by Guest Contributor Brandann R. Hill-Mann, originally published at Random Babble


I was eleven years old and it was the summer before I began the sixth grade.

I woke up alarmed.

The bed was wet, and I was so embarrassed thinking that I had wet the bed. I got up out of bed and turned on the lamp to make my way to the bathroom connected to the bedroom. My younger brother and I were staying the summer with our dad, who was at work, so we were spending the night at our grandparent’s house. “Crap,” I thought, “Grandma is going to be so angry that someone my age wet the bed. It wasn’t uncommon, as I had grown up with a small bladder and many infections, I had wet the bed before. As I caught a glimpse of myself in the mirror alarm turned to panic. In a very My Girl moment, I freaked out because there was blood everywhere. It couldn’t be good for that much blood to leave my body all at once. My bed looked like a murder scene. I was dying. There was no other option.

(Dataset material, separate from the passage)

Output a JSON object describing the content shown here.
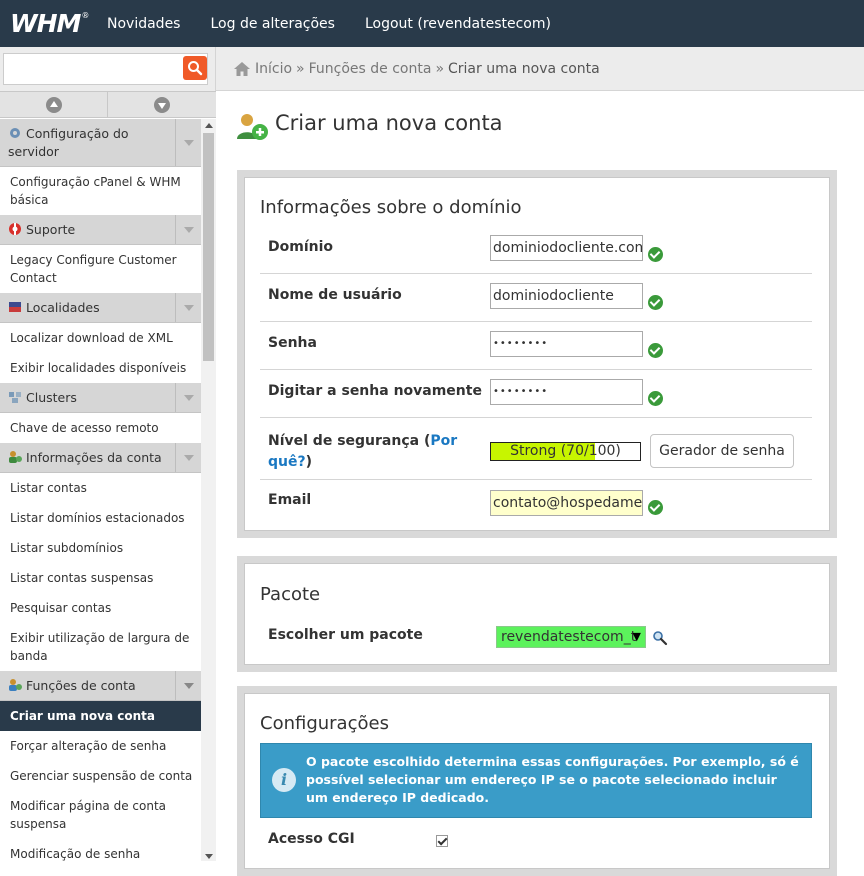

I ran up to my grandparent’s bedroom, and hurriedly and woke my grandmother. I told her something was horribly wrong. She got up out of bed and followed me to the bathroom. I remember the look on her face, something mixed between amusement and annoyance at having been woken up. She handed me a towel, a clean night gown, and a thick white thing. She told me to shower up and change while she changed my sheets. When I finished, she showed me how to stick the thing in my underwear, and sent me back to bed, still bewildered and half crying. In the morning she told me I had just “become a woman”. She gave me some books, which I am certain were written circa 1965, and told me to read them, and that tampons were bad for my body (and it was years before I was convinced otherwise). She took care of explaining to my father when he arrived to pick us up after breakfast the events of the past night. I spent the next few nights holed up in my room reading about female and male anatomy, puberty, necking and petting, snickering to myself and re-reading the part about intercourse and ogling the scientific drawings of penises. The books were full of pictures of sanitary napkin belts and never even mentioned STIs or contraceptive. I am absolutely sure it taught that one should abstain from sex until marriage.

And that was that.

That was my big sex talk.

My big lesson on the “birds and the bees”.

I didn’t even know that periods didn’t last forever. Shit, until that moment I had never even heard of a period. I thought I was going to have to wear this miniature diaper every day for the rest of my existence. I spent the next several days lamenting the end of my swimming days and how I would never ever be able to speak to my guy friends again. I was mortified, and angry that no one had ever thought to warn me that this was coming.

And I so did not need this shit going into Junior High. Continue reading